The out-of-step Grammys face the music

By Raymond Fiore
December 19, 2003 at 05:00 AM EST

These aren’t your grammy’s Grammy nominations. Gone from the top categories were perennial faves Santana, Springsteen, and Sting when contenders for the 46th Annual Grammy Awards were announced Dec. 4. In their place, hip-hoppers like OutKast, Jay-Z, and Missy Elliott, and pretty young things like Beyonce and Justin Timberlake, reflected a seismic shift from the crusty classic-rock order of Grammys past. An overview:

— Hip-hop got props (and a serious shot at its first Record of the Year win) with an unprecedented four of the five nominations in the category: Beyonce (featuring Jay-Z), Black Eyed Peas, OutKast, and Eminem.

— Eminem’s ”Lose Yourself” finally convinced Academy voters that rappers can write. It’s the first-ever rap song up for Song of the Year (a songwriter’s award).

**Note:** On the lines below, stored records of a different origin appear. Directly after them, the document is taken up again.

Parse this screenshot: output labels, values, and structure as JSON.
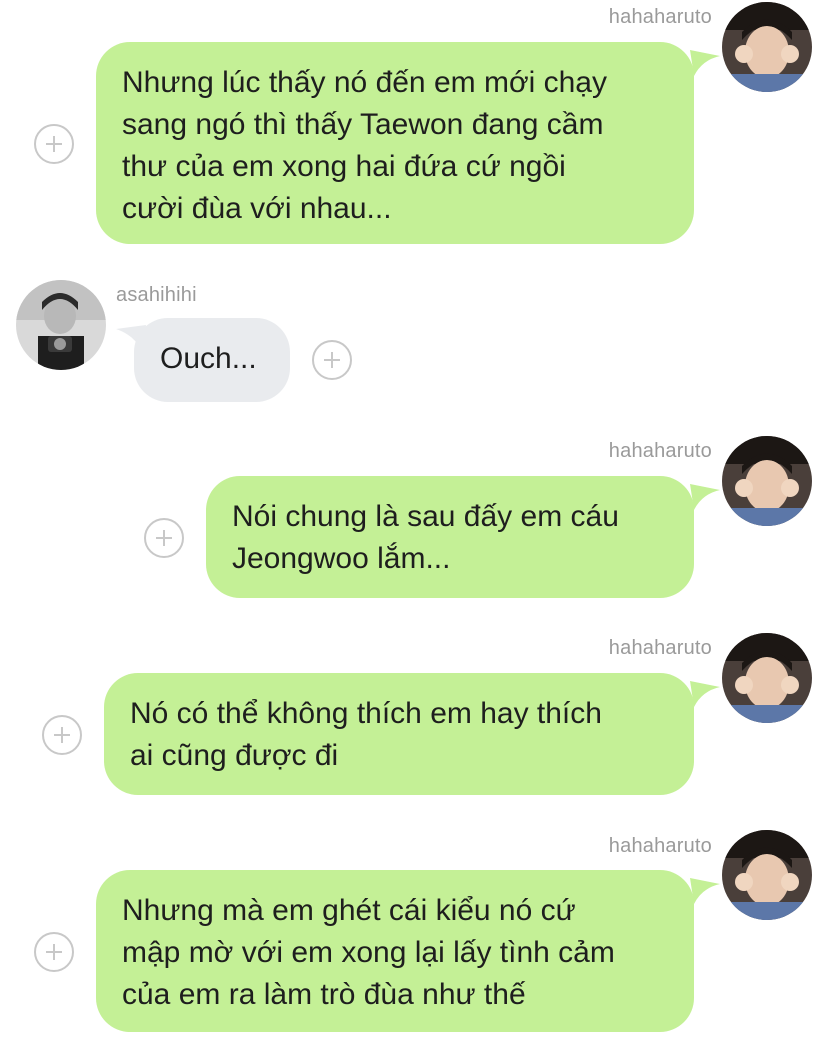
{
  "messages": [
    {
      "sender": "hahaharuto",
      "side": "right",
      "text": "Nhưng lúc thấy nó đến em mới chạy\nsang ngó thì thấy Taewon đang cầm\nthư của em xong hai đứa cứ ngồi\ncười đùa với nhau..."
    },
    {
      "sender": "asahihihi",
      "side": "left",
      "text": "Ouch..."
    },
    {
      "sender": "hahaharuto",
      "side": "right",
      "text": "Nói chung là sau đấy em cáu\nJeongwoo lắm..."
    },
    {
      "sender": "hahaharuto",
      "side": "right",
      "text": "Nó có thể không thích em hay thích\nai cũng được đi"
    },
    {
      "sender": "hahaharuto",
      "side": "right",
      "text": "Nhưng mà em ghét cái kiểu nó cứ\nmập mờ với em xong lại lấy tình cảm\ncủa em ra làm trò đùa như thế"
    }
  ],
  "colors": {
    "sent_bubble": "#c4f096",
    "received_bubble": "#e9ebee",
    "username": "#9a9a9a",
    "plus_button": "#c8c8c8"
  },
  "icons": {
    "add_reaction": "plus-circle-icon"
  }
}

— The flip side of the youthquake? A bunch of posthumous nods. Past winners George Harrison, Johnny Cash, and June Carter Cash all scored multiple mentions, led by the never-honored late great Warren Zevon’s five (including Song of the Year for ”Keep Me in Your Heart”).

— Lending industry cred to star maker American Idol, Grammy showed love to first-and second-season winners Kelly Clarkson (Best Female Pop Vocal) and Ruben Studdard (Best Male R&B Vocal), yet denied each a shot at Best New Artist.

— Bill and Hillary Clinton both got nods, his for Best Spoken Word Album for Children (Prokofiev: Peter and the Wolf…), hers for Best Spoken Word Album (Living History) — a category she conquered in ’97 (It Takes a Village).